Click on each picture in the gallery below to view a larger version. All photos by Neale McDevitt
A McGill Lumberjill has lubricant applied to her buck saw.
Bearing down in the Swede Saw event.
The coup de grâce in the Standing Block Chop.
Making kindling in the Water Boil event. Competitors must build a fire and boil water as quickly as possible using three matches, a hatchet and a small block of cedar.
Building the fire around the tin can holding eight ounces of water. The competitor who’s water boils over the fastest, wins.
Fuelling the flames with much-needed oxygen.
Big windup in the Standing Block Chop.
In the Log Decking event, teammates must roll a log from the deck to the stakes 10 metres away and back again as quickly as possible using only a peavy or cant hook.
Chasing the log as it rolls from the deck.
A log that has rolled awry is wrangled back into place.
Competitors work together to roll the log back onto the deck. If they touch the log with any part of their body, they are disqualified.
No shortage of wood.
A lumberjack waits for his turn.
Another one bites the sawdust in the Swede Saw event.
What’s a little subzero temperature to a lumberjack?
Although this McGill lumberjill is the only one sawing in the Single Buck Saw event, her teammates help brace her feet, hold the log steady and keep her saw cutting smoothly by applying lubricant.
Gentlemen, choose your weapon.
A pole climber sprints up the 8.53 metre (28ft) pole and…
… rings the bell to stop the clock.
Apparently, seeing isn’t necessarily a part of sawing.
The fruits of his labour.
More firewood. Notice the protective armour on the competitor’s feet and lower legs.
Shoes are cleaned of ice and snow in prepartion for the Underhand Chop event.
Lubricants like WD-40 are applied to keep saws from sticking.
A lumberjack awaits the starter’s signal in the Chain Saw event.
A McGill lumberjack takes a mighty swing.
Done for another day.
A lumberjill and her trusty saw.
An interested spectator takes in the competition.
No shortage of sawdust.
The littlest lumberjack.
A McGill lumberjack takes a big cut.

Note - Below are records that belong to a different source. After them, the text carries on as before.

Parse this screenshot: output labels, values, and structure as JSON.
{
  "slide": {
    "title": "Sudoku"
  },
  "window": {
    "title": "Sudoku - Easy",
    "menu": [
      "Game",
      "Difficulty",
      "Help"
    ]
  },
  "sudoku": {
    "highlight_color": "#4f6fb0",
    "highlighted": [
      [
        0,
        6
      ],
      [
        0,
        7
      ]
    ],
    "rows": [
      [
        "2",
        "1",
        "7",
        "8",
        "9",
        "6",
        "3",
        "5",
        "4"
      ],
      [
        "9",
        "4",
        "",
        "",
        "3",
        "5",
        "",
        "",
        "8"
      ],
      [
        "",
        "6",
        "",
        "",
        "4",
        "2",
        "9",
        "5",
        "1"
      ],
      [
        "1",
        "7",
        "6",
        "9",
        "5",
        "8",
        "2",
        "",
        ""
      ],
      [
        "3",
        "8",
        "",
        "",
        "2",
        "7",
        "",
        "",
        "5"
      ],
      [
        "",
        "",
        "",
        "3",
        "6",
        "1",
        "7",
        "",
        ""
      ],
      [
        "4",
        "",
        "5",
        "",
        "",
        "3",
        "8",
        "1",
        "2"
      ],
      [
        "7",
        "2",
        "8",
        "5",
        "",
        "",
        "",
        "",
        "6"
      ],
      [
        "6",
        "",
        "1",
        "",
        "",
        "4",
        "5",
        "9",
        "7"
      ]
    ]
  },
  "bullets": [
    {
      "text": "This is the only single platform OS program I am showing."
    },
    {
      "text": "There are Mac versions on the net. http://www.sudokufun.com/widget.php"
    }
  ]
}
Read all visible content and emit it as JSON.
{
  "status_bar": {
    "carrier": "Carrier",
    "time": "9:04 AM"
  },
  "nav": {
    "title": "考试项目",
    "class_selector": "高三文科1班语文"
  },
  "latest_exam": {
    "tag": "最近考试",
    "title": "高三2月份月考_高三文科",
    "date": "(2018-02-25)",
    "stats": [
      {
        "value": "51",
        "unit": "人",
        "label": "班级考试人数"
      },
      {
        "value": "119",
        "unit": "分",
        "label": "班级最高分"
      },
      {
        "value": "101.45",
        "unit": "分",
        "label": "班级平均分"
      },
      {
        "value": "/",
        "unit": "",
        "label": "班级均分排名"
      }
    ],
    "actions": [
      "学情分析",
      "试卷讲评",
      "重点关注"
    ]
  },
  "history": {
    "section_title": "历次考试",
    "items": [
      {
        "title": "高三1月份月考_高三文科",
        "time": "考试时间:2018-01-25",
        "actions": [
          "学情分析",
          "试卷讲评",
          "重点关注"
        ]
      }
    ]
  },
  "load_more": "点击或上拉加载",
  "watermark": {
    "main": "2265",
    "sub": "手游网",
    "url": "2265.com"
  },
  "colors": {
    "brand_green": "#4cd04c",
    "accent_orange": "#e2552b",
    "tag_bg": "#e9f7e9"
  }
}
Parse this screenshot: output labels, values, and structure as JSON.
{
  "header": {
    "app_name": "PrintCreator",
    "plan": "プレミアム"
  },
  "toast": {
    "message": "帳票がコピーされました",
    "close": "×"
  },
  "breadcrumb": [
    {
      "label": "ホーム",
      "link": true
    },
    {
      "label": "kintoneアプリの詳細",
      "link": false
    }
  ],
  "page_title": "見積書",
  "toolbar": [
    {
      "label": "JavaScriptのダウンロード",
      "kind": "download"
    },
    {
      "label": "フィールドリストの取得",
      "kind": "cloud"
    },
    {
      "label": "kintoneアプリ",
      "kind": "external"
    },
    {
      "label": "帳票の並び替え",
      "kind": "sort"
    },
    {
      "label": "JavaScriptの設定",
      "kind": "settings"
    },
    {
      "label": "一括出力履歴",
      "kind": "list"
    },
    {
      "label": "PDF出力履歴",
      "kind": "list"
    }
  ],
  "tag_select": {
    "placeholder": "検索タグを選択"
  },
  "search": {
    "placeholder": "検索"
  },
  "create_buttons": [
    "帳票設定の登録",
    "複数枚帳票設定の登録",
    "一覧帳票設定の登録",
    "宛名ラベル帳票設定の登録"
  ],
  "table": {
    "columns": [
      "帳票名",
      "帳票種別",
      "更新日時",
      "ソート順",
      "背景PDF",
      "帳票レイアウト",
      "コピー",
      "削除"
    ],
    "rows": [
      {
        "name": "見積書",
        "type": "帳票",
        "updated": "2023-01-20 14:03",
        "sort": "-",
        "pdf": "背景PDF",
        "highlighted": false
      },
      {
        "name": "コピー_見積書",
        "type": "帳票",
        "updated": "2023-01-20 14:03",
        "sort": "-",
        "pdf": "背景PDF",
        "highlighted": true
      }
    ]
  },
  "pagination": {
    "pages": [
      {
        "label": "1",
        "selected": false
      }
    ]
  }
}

Tools of the trade: keeping axes sharp and well-lubricated are essential.
Steel toed boots are mandatory.
Making kindling as part of the Water Boil event.
A lumberjill blows into the fire to speed up the water boiling process.
Mission accomplished; boiling water spills over the blackened can.
Lumberjacks leave a trail of splintered wood where ever they go.
Coming around the clubhouse turn in the Snowshoe Race.
A McGill lumberjack sprints to the finish line.
Chopping wood with bare hands in subzero weather.
Teammates work in perfect unison in the Crosscut Saw event.
In the Quarter Split event, a pair of teammates must eam members must each quarter a bolt of wood.
Making cookies in the Chain Saw event.
A lumberjack scrambles up the pole.
It’s a long way down, but all pole climbers are attached to a safety rope.
A competitor in the Axe Throw lines up the target.
Getting ready for another throw.
McGill lumberjills take part in the Underhand Chop team event.
After cheering on her teammate, this lumberjill starts chopping.